I've spent some time using Verizon's new system for controlling my DVR using the PC. It's an immense time saver. It's being billed as a great way to schedule DVR recordings from the office -- which it can certainly do -- but it's really useful for doing things quickly that normally require tedious hours with the remote control. Things like picking your list of 20 favorite channels from the 599 available channels without scrolling through them all. Or setting your parental controls, or even deleting hours of HD DVR recordings to make room for American Idol, er, I mean, some show much more sophisticated than that.
This new generation of workers born between 1980 and 2000 is very different from those workers of previous generations. Millennials are naturally adept with technology. They figure out how a new application or a particular device works—and they like the challenge. They live in online communities and are remarkable in their outreach to others through microblogging, social networks, text messaging, instant messaging, etc. One Millennial said to me recently, “Email is too slow. I use it only when I have to write something formal.” They are not afraid to say what they think. They respect older generations for their experience and knowledge, but Millennials are fearless in challenging them with other perspectives.
Introducing a new partner-type Lingua Franca for the new era
By Peter O'Neill
We have been getting numerous inquiries from both vendor and user clients about the strange collection of terms used to describe partners in our industry. What is a "Preferred Partner"? Who prefers them and why should that be important to me the buyer. Or what does "Advanced Partner" mean? So we looked at the partner-taxonomy for 16 different IT vendors and, lo and behold, it is truly a mess!
Of course, compared with other industries, the IT industry is still relatively young and we are still more influenced by technology than business trends - so most decisions of this type are still made by technology experts with only occasional business-savvy. The partnerships that IT vendors develop and communicate tend to reflect their bias.
The blogsphere on the Oracle/Sun deal has been hot for the past two days and the Forrester team has just gotten off the phone with Ed Screven, Larry’s Chief Corporate Architect to learn more on the background. Actually Oracle’s commitment, the market reaction, and our analysis provides far too much content to cover in one report or even a quick blog. It will end up in various Forrester reports according to your role:
For infrastructure and operations professionals, James has already unveiled the impact on SUN’s installed base. Everybody operating a Sun hardware based data center is scared by the mere possibility that Oracle might sell the hardware part of Sun. See his blog here.

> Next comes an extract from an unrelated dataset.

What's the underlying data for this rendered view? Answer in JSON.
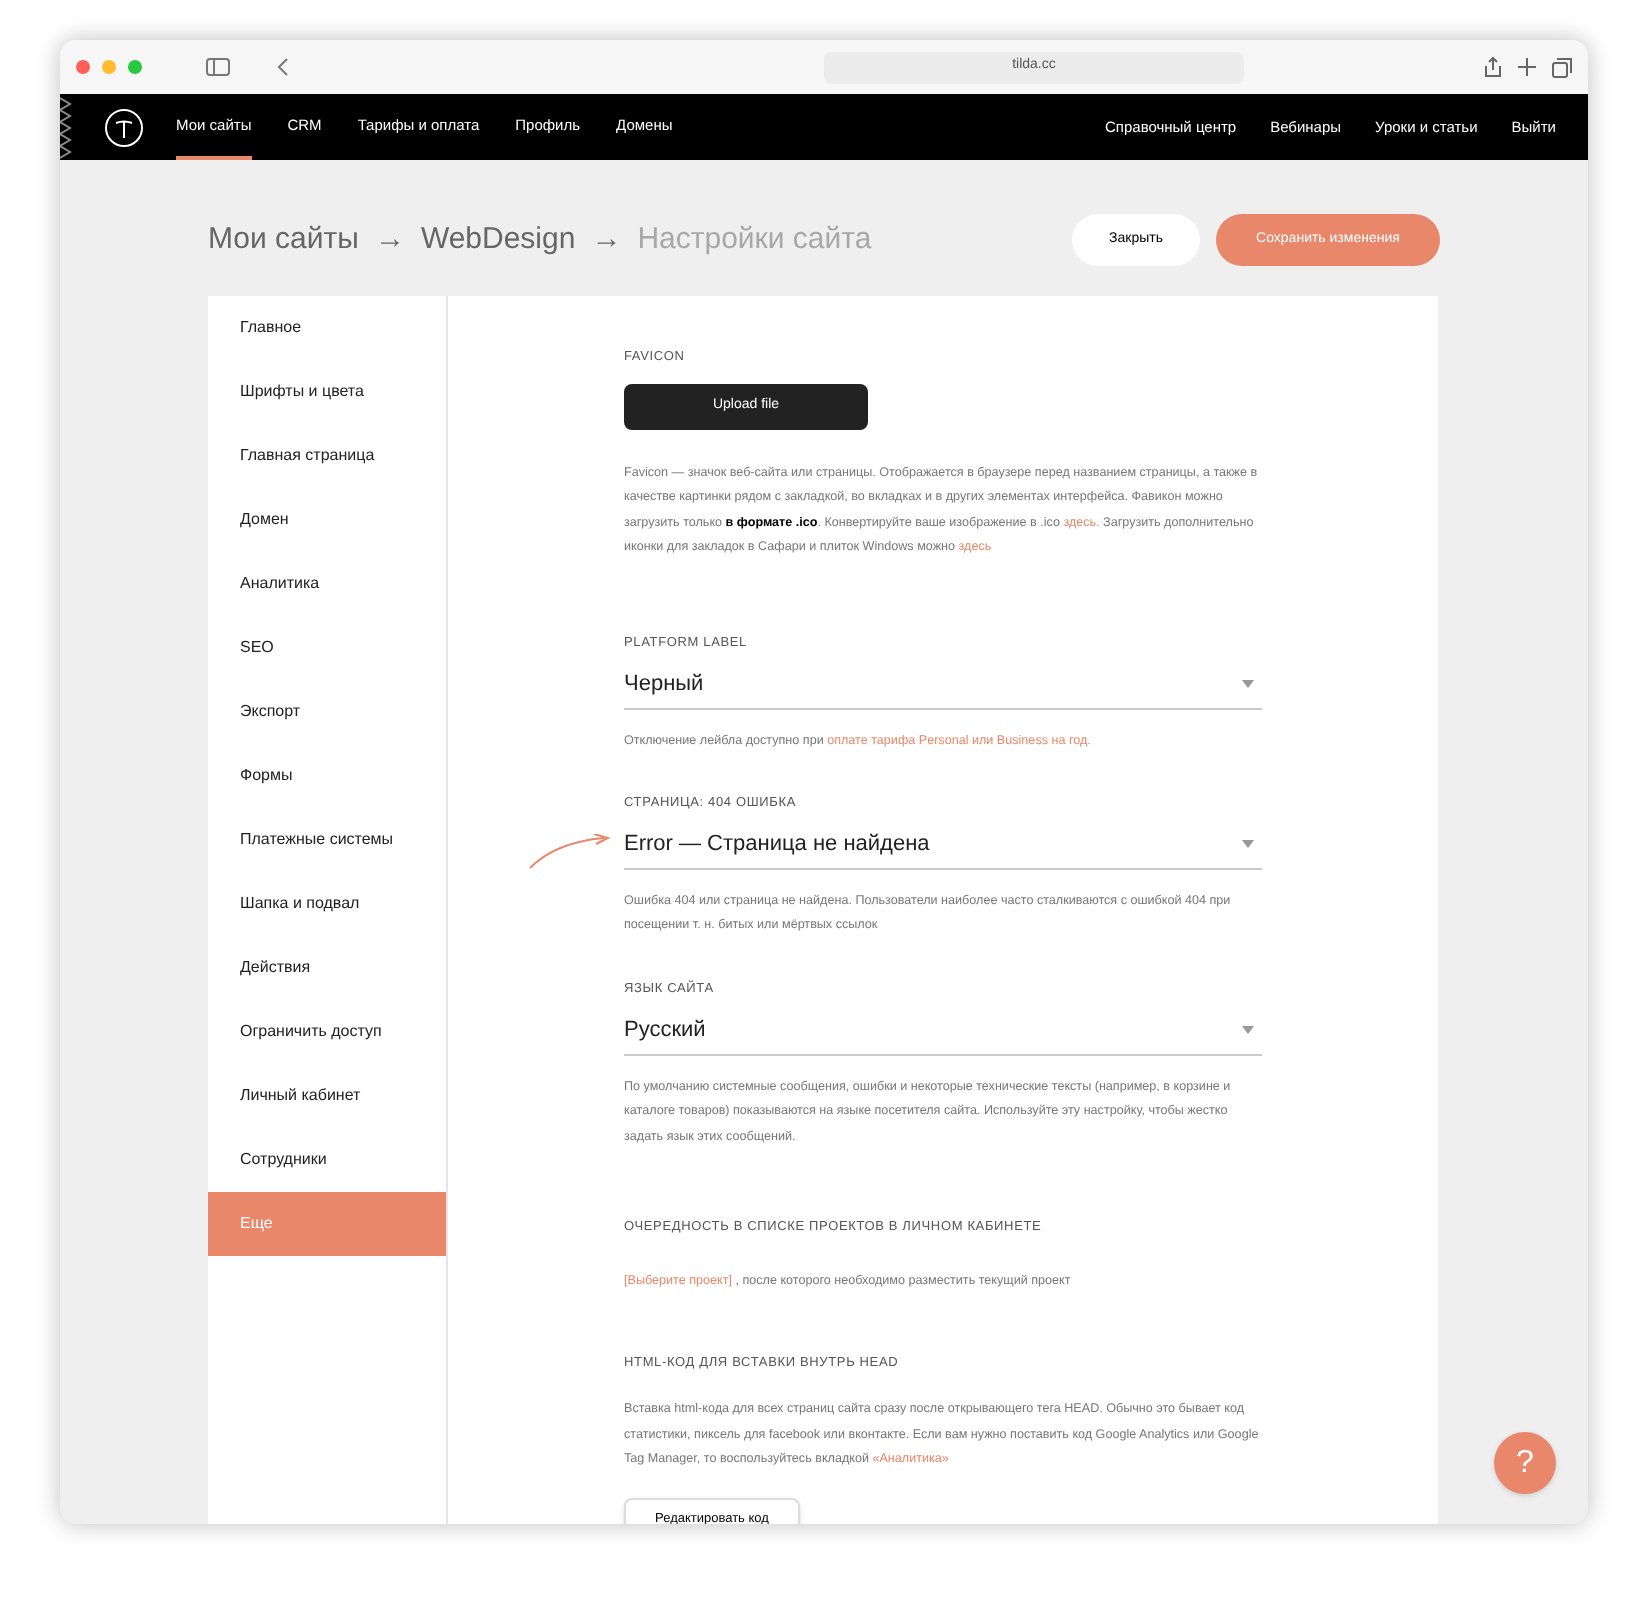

According to The Economist, 2009 will be the year of the CFO. After reading Lucy Kellaway’s article in The Economist earlier this year, I can’t seem to shake this image in my head of a maniacal axe-wielding CFO’s lopping off departmental budgets. A la the French Revolution, “off with their heads!” Except with the CFO it’s more like “off with their bloated budgets!” Hmmm, doesn’t seem to have the same ring as the French Revolution mantra.
Everything as a service (XaaS) and Yet Another cloud! The cloud

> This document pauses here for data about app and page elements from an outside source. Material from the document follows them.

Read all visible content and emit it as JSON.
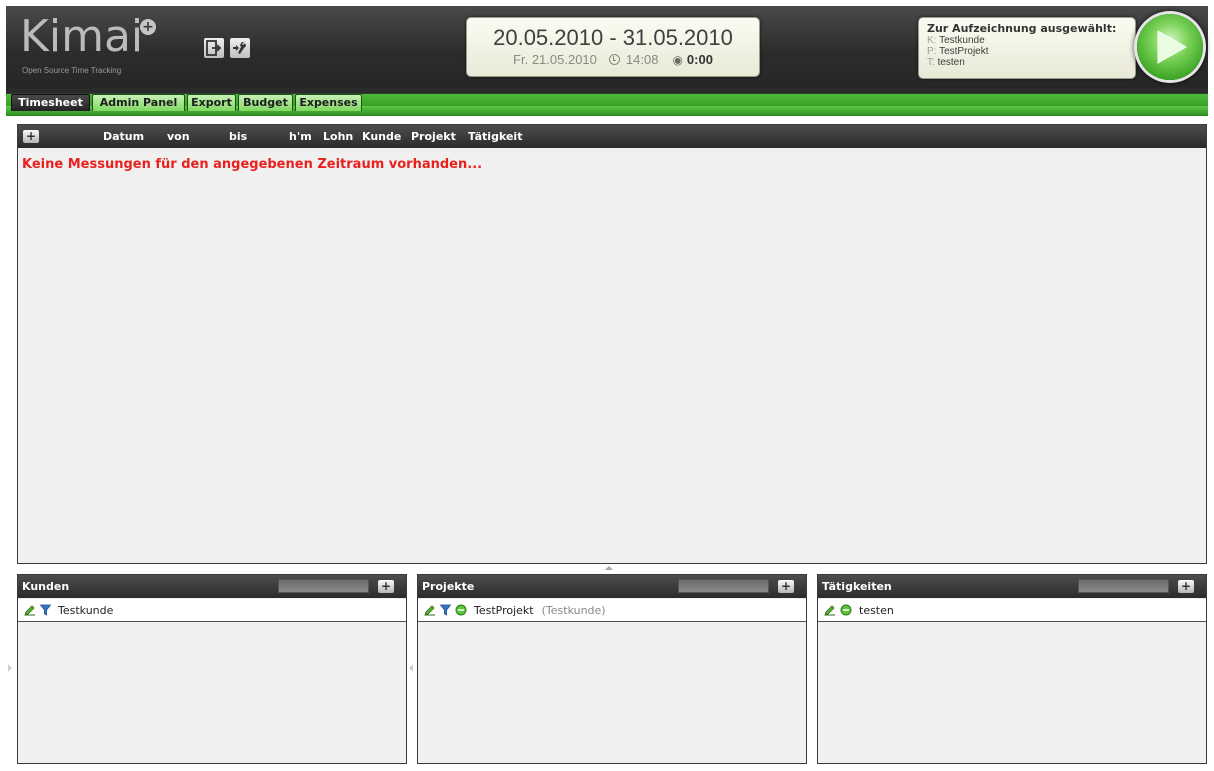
{
  "header": {
    "logo_text": "Kimai",
    "logo_subtitle": "Open Source Time Tracking",
    "logout_icon": "logout-icon",
    "settings_icon": "settings-wrench-icon",
    "date_range": "20.05.2010 - 31.05.2010",
    "current_date": "Fr. 21.05.2010",
    "current_time": "14:08",
    "duration": "0:00",
    "selection": {
      "title": "Zur Aufzeichnung ausgewählt:",
      "customer_key": "K:",
      "customer": "Testkunde",
      "project_key": "P:",
      "project": "TestProjekt",
      "activity_key": "T:",
      "activity": "testen"
    },
    "start_button_icon": "play-icon"
  },
  "tabs": [
    {
      "label": "Timesheet",
      "active": true
    },
    {
      "label": "Admin Panel",
      "active": false
    },
    {
      "label": "Export",
      "active": false
    },
    {
      "label": "Budget",
      "active": false
    },
    {
      "label": "Expenses",
      "active": false
    }
  ],
  "timesheet": {
    "add_label": "+",
    "columns": [
      "Datum",
      "von",
      "bis",
      "h'm",
      "Lohn",
      "Kunde",
      "Projekt",
      "Tätigkeit"
    ],
    "empty_message": "Keine Messungen für den angegebenen Zeitraum vorhanden..."
  },
  "lists": {
    "customers": {
      "title": "Kunden",
      "add_label": "+",
      "items": [
        {
          "name": "Testkunde"
        }
      ]
    },
    "projects": {
      "title": "Projekte",
      "add_label": "+",
      "items": [
        {
          "name": "TestProjekt",
          "customer": "(Testkunde)"
        }
      ]
    },
    "activities": {
      "title": "Tätigkeiten",
      "add_label": "+",
      "items": [
        {
          "name": "testen"
        }
      ]
    }
  },
  "colors": {
    "accent_green": "#3aa129",
    "error_red": "#e8211e",
    "header_dark": "#2d2d2d"
  }
}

is the buzzword du jour.
Unfortunatelyvendors are increasingly confusing customers as too many different
things are related to cloud computing. We’d like to start a public discussion

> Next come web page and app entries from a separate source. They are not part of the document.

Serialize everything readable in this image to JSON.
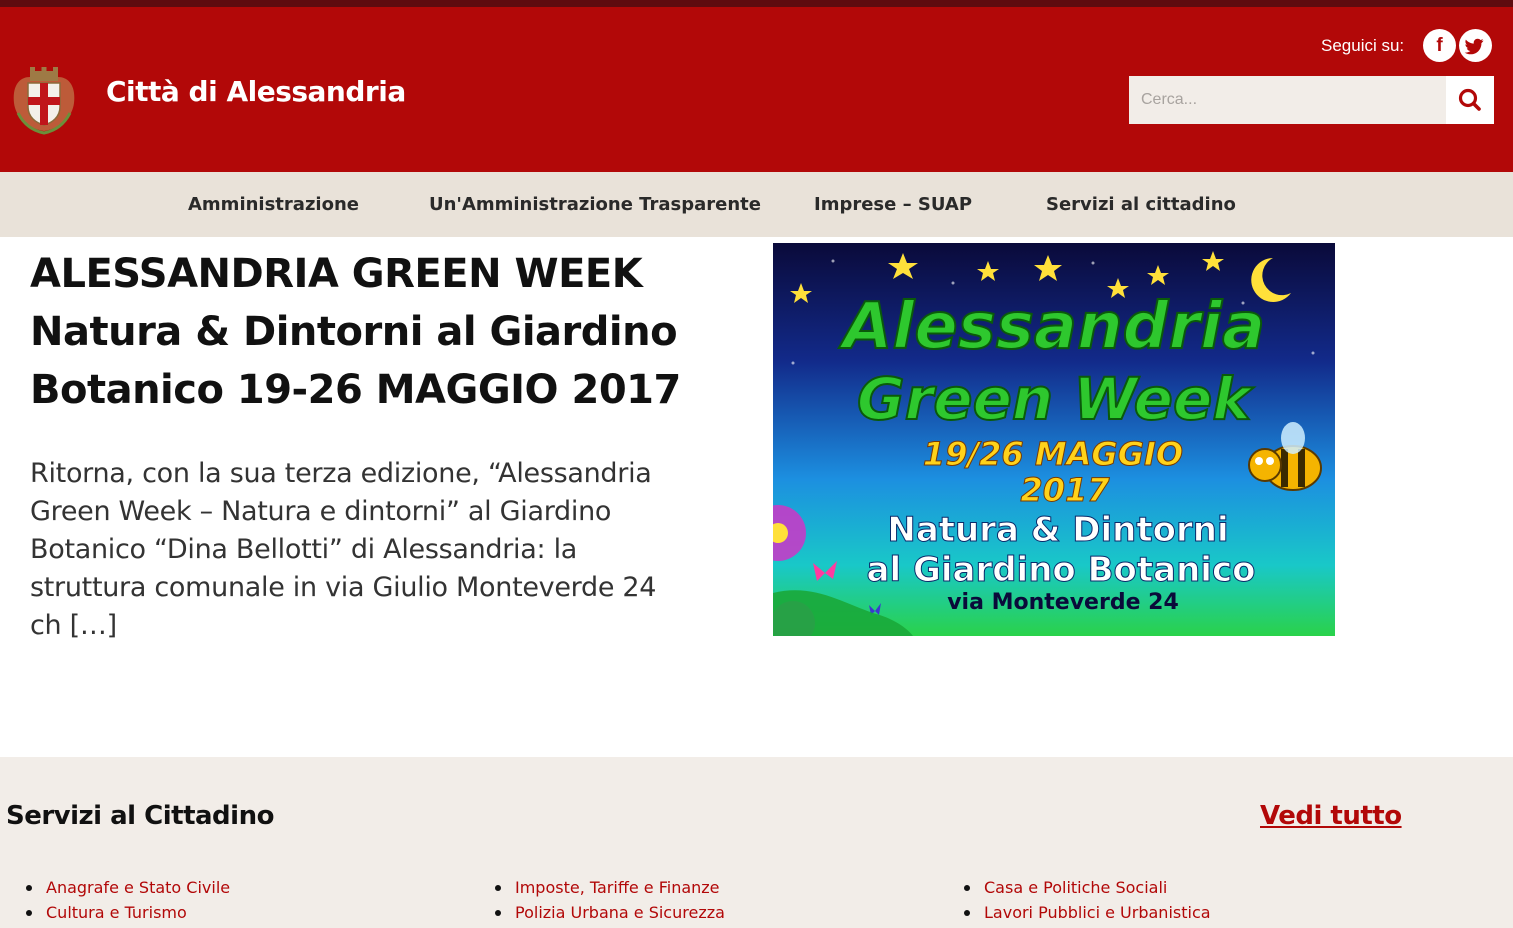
{
  "header": {
    "site_title": "Città di Alessandria",
    "follow_label": "Seguici su:",
    "social": [
      {
        "name": "facebook-icon",
        "glyph": "f"
      },
      {
        "name": "twitter-icon",
        "glyph": "t"
      }
    ],
    "search": {
      "placeholder": "Cerca..."
    },
    "colors": {
      "brand": "#b20808",
      "topstrip": "#5e0b0f",
      "nav_bg": "#e9e2d9",
      "services_bg": "#f2ede8"
    }
  },
  "nav": {
    "items": [
      {
        "label": "Amministrazione"
      },
      {
        "label": "Un'Amministrazione Trasparente"
      },
      {
        "label": "Imprese – SUAP"
      },
      {
        "label": "Servizi al cittadino"
      }
    ]
  },
  "article": {
    "title": "ALESSANDRIA GREEN WEEK Natura & Dintorni al Giardino Botanico 19-26 MAGGIO 2017",
    "excerpt": "Ritorna, con la sua terza edizione, “Alessandria Green Week – Natura e dintorni” al Giardino Botanico “Dina Bellotti” di Alessandria: la struttura comunale in via Giulio Monteverde 24 ch […]",
    "banner": {
      "line1": "Alessandria",
      "line2": "Green Week",
      "line3": "19/26 MAGGIO",
      "line4": "2017",
      "line5": "Natura & Dintorni",
      "line6": "al Giardino Botanico",
      "line7": "via Monteverde 24"
    }
  },
  "services": {
    "title": "Servizi al Cittadino",
    "see_all": "Vedi tutto",
    "columns": [
      [
        "Anagrafe e Stato Civile",
        "Cultura e Turismo"
      ],
      [
        "Imposte, Tariffe e Finanze",
        "Polizia Urbana e Sicurezza"
      ],
      [
        "Casa e Politiche Sociali",
        "Lavori Pubblici e Urbanistica"
      ]
    ]
  }
}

around the number and structure of cloud computing categories. Discussions with
Forrester clients and among Forrester analysts turned out that not only the
technical capabilities or the network topology is the major dimension for a
differentiator. It is also the role of the corresponding IT professional. A
specific technical cloud infrastructure for example, cloud be called by a
vendor strategist simply a “private cloud”, but might get two different names from
the IT operations professional depending on an internal or external sourcing
Forrester already explored various cloud trends, SaaS and
PaaS technologies and business application.
As many ISVs and vendors of business applications have
subscribed this vendor strategy blog of Forrester, I’d like to share two important
announcement of this week with you. Both will make business applications in the
cloud more attractive and enable ISVs to reach more people with their cloud deployment.
Our latest featured podcast is Matt Brown's "Information Management Trends To Watch In 2009."
In this podcast, Matt discusses five key trends that Forrester believes will have a significant impact on information management in 2009, including the rise of cloud computing services, and what’s going to happen to social software and Web 2.0 this year.
We look forward to your questions and comments.
Subscribe to Information & Knowledge Management podcasts through iTunes.
The Forrester team is gearing up for yet another great Marketing Forum, this time, in Orlando, Florida. We've carefully selected speakers to take on the hard topics of the recession, ROI, and taking risks.